YOUR INSTRUCTIONS
Omit every picture and write out the rest of the records exactly.
[RECORDS PROVIDED — start]
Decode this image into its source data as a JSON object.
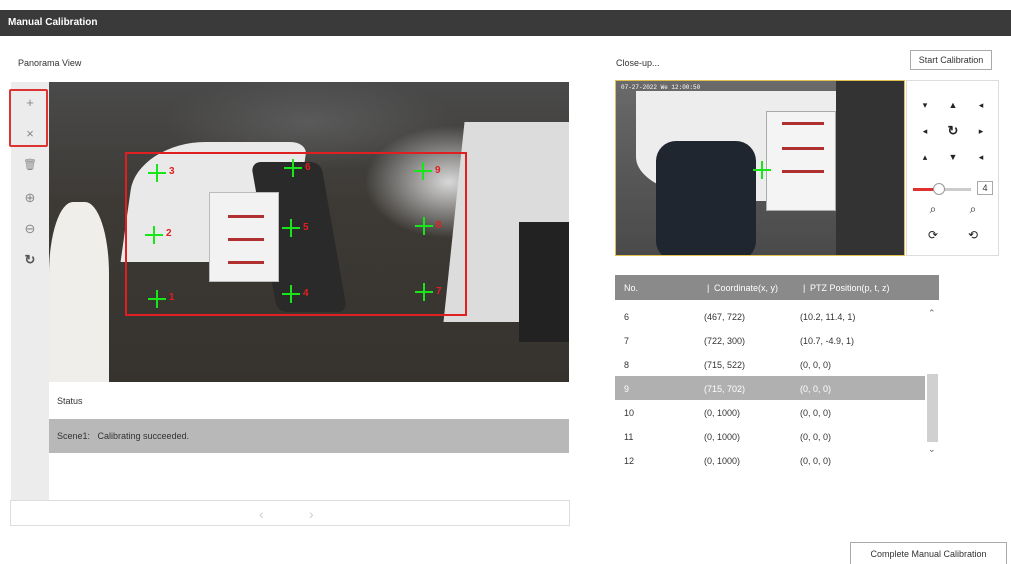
{
  "title": "Manual Calibration",
  "panorama": {
    "label": "Panorama View",
    "points": [
      {
        "num": "1"
      },
      {
        "num": "2"
      },
      {
        "num": "3"
      },
      {
        "num": "4"
      },
      {
        "num": "5"
      },
      {
        "num": "6"
      },
      {
        "num": "7"
      },
      {
        "num": "8"
      },
      {
        "num": "9"
      }
    ]
  },
  "toolbar": {
    "add_icon": "+",
    "delete_icon": "×",
    "trash_icon": "🗑",
    "zoom_in_icon": "⊕",
    "zoom_out_icon": "⊖",
    "refresh_icon": "↻"
  },
  "status": {
    "label": "Status",
    "message": "Scene1:   Calibrating succeeded."
  },
  "pager": {
    "prev": "‹",
    "next": "›"
  },
  "closeup": {
    "label": "Close-up...",
    "start_button": "Start Calibration",
    "osd": "07-27-2022 We 12:00:50"
  },
  "ptz": {
    "up_left": "▾",
    "up": "▲",
    "up_right": "◂",
    "left": "◂",
    "center": "↻",
    "right": "▸",
    "down_left": "▴",
    "down": "▼",
    "down_right": "◂",
    "zoom_value": "4",
    "zoom_level": 0.45,
    "zoom_in": "⌕",
    "zoom_out": "⌕",
    "focus_near": "⟳",
    "focus_far": "⟲"
  },
  "table": {
    "headers": [
      "No.",
      "Coordinate(x, y)",
      "PTZ Position(p, t, z)"
    ],
    "rows": [
      {
        "no": "6",
        "coord": "(467, 722)",
        "ptz": "(10.2, 11.4, 1)"
      },
      {
        "no": "7",
        "coord": "(722, 300)",
        "ptz": "(10.7, -4.9, 1)"
      },
      {
        "no": "8",
        "coord": "(715, 522)",
        "ptz": "(0, 0, 0)"
      },
      {
        "no": "9",
        "coord": "(715, 702)",
        "ptz": "(0, 0, 0)"
      },
      {
        "no": "10",
        "coord": "(0, 1000)",
        "ptz": "(0, 0, 0)"
      },
      {
        "no": "11",
        "coord": "(0, 1000)",
        "ptz": "(0, 0, 0)"
      },
      {
        "no": "12",
        "coord": "(0, 1000)",
        "ptz": "(0, 0, 0)"
      }
    ],
    "selected_row": "9",
    "scroll_up": "⌃",
    "scroll_down": "⌄"
  },
  "complete_button": "Complete Manual Calibration",
  "colors": {
    "titlebar": "#3a3a3a",
    "calibration_rect": "#e02020",
    "marker": "#19e619",
    "selected_row": "#b0b0b0"
  }
}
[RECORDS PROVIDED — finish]
REPLY TO THE EXERCISE
Decode this image into its source data as a JSON object.
{
  "title": "Manual Calibration",
  "panorama": {
    "label": "Panorama View",
    "points": [
      {
        "num": "1"
      },
      {
        "num": "2"
      },
      {
        "num": "3"
      },
      {
        "num": "4"
      },
      {
        "num": "5"
      },
      {
        "num": "6"
      },
      {
        "num": "7"
      },
      {
        "num": "8"
      },
      {
        "num": "9"
      }
    ]
  },
  "toolbar": {
    "add_icon": "+",
    "delete_icon": "×",
    "trash_icon": "🗑",
    "zoom_in_icon": "⊕",
    "zoom_out_icon": "⊖",
    "refresh_icon": "↻"
  },
  "status": {
    "label": "Status",
    "message": "Scene1:   Calibrating succeeded."
  },
  "pager": {
    "prev": "‹",
    "next": "›"
  },
  "closeup": {
    "label": "Close-up...",
    "start_button": "Start Calibration",
    "osd": "07-27-2022 We 12:00:50"
  },
  "ptz": {
    "up_left": "▾",
    "up": "▲",
    "up_right": "◂",
    "left": "◂",
    "center": "↻",
    "right": "▸",
    "down_left": "▴",
    "down": "▼",
    "down_right": "◂",
    "zoom_value": "4",
    "zoom_level": 0.45,
    "zoom_in": "⌕",
    "zoom_out": "⌕",
    "focus_near": "⟳",
    "focus_far": "⟲"
  },
  "table": {
    "headers": [
      "No.",
      "Coordinate(x, y)",
      "PTZ Position(p, t, z)"
    ],
    "rows": [
      {
        "no": "6",
        "coord": "(467, 722)",
        "ptz": "(10.2, 11.4, 1)"
      },
      {
        "no": "7",
        "coord": "(722, 300)",
        "ptz": "(10.7, -4.9, 1)"
      },
      {
        "no": "8",
        "coord": "(715, 522)",
        "ptz": "(0, 0, 0)"
      },
      {
        "no": "9",
        "coord": "(715, 702)",
        "ptz": "(0, 0, 0)"
      },
      {
        "no": "10",
        "coord": "(0, 1000)",
        "ptz": "(0, 0, 0)"
      },
      {
        "no": "11",
        "coord": "(0, 1000)",
        "ptz": "(0, 0, 0)"
      },
      {
        "no": "12",
        "coord": "(0, 1000)",
        "ptz": "(0, 0, 0)"
      }
    ],
    "selected_row": "9",
    "scroll_up": "⌃",
    "scroll_down": "⌄"
  },
  "complete_button": "Complete Manual Calibration",
  "colors": {
    "titlebar": "#3a3a3a",
    "calibration_rect": "#e02020",
    "marker": "#19e619",
    "selected_row": "#b0b0b0"
  }
}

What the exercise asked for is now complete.